By Ryan Orr, JD, HR and Compliance Consultant – email@example.com
Due to the potential risk of disparate impact discrimination, the EEOC suggests that employers should not deny employment to individuals based solely on a record of an arrest, charge, or conviction. Instead, consider the nature of the job, the nature and severity of the offense, and the amount of time since the conviction.
Give applicants an opportunity to explain, and consider their explanations.
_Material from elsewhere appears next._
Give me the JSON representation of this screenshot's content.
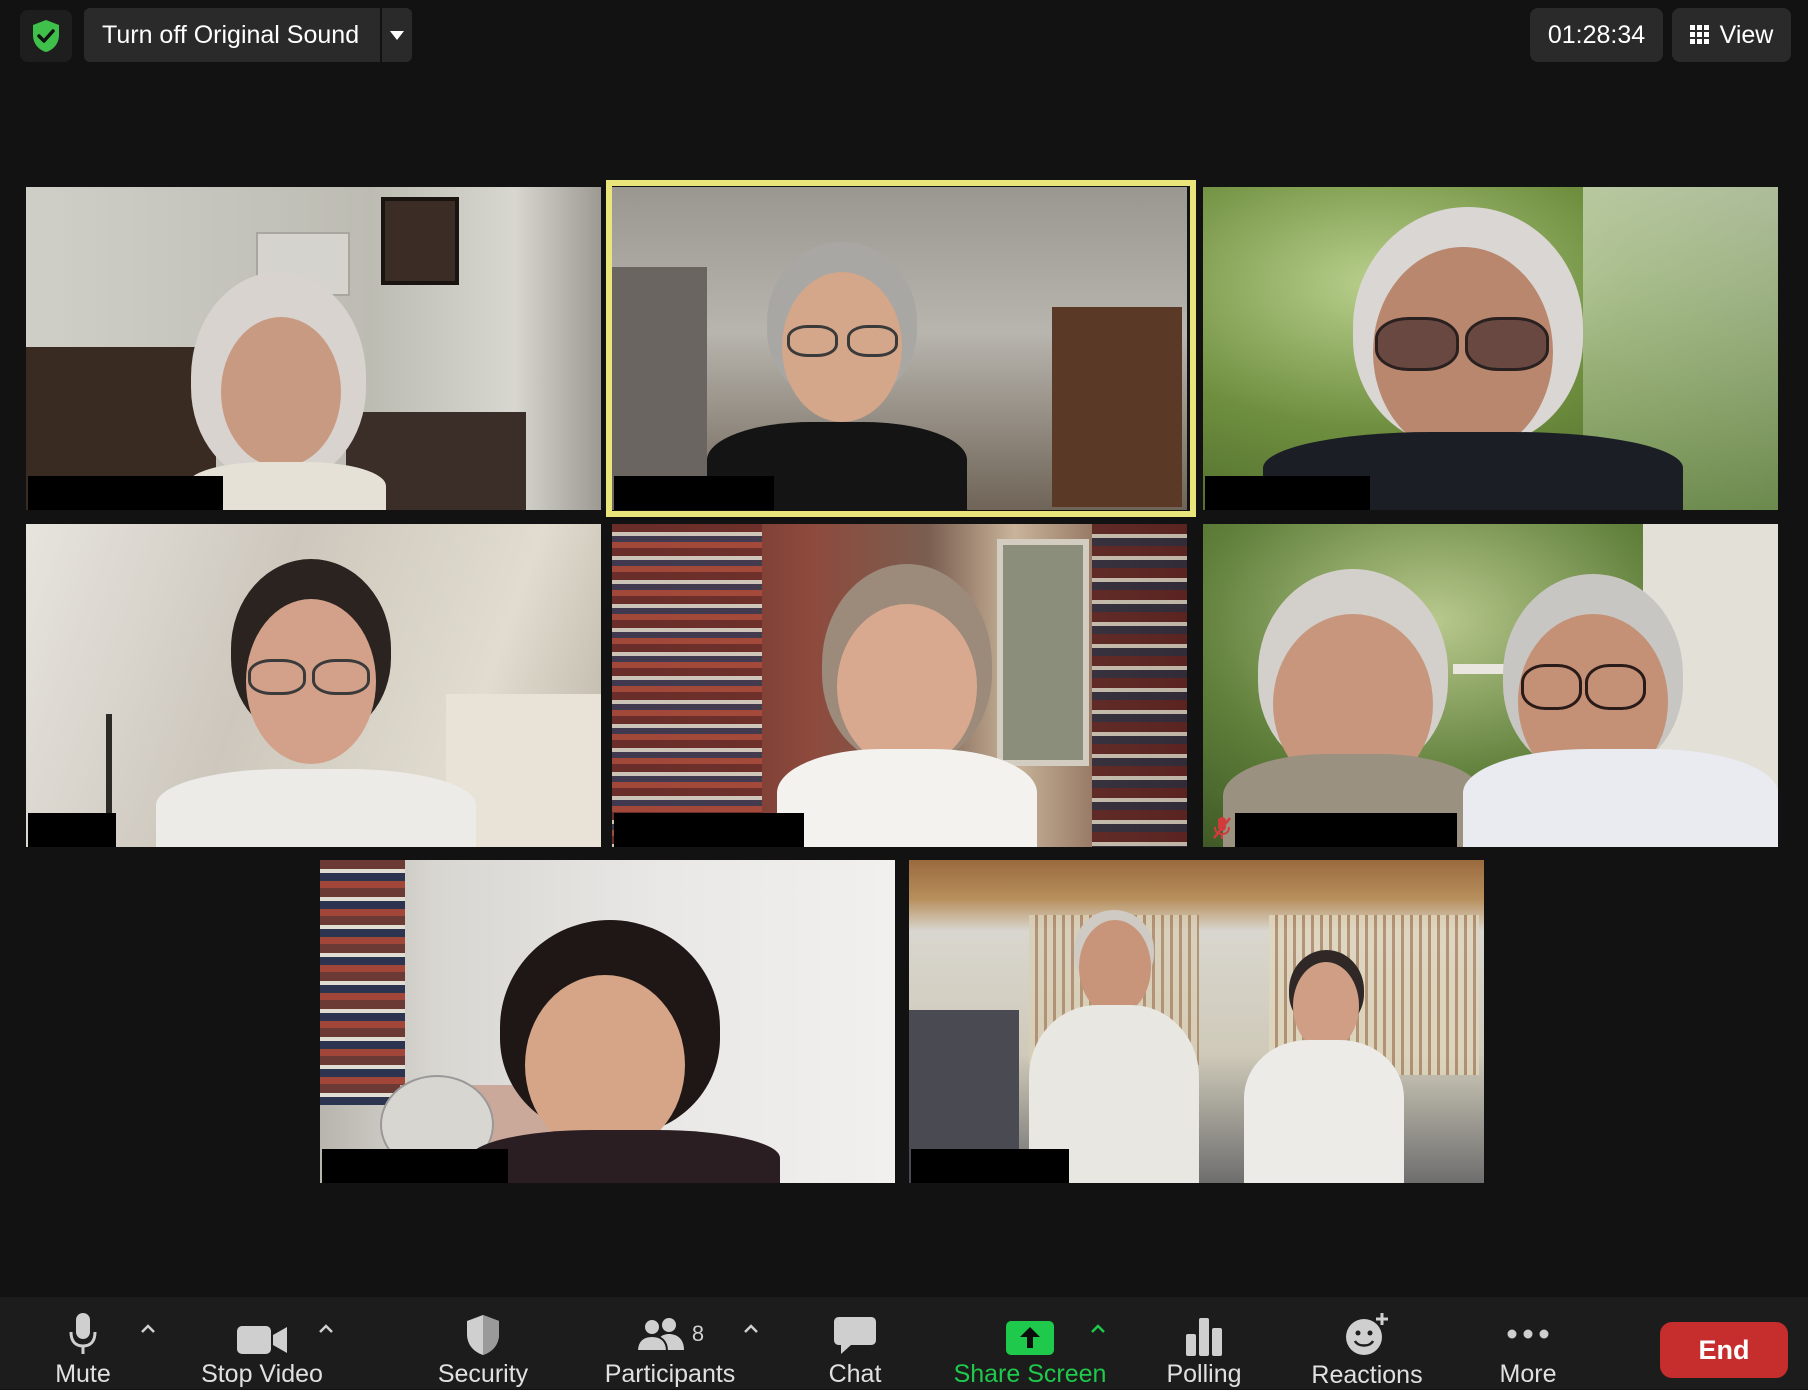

Also, remember that an arrest or charge does not necessarily mean that the applicant actually committed the offense.
Additionally, don’t forget that employers are required to advise applicants in writing that they will be subject to a criminal background check, to obtain written authorization from the applicant to conduct the check, and to advise the applicant that a conviction or arrest will not automatically result in disqualification from employment.
Reprinted with permission from Cascade Employers Association.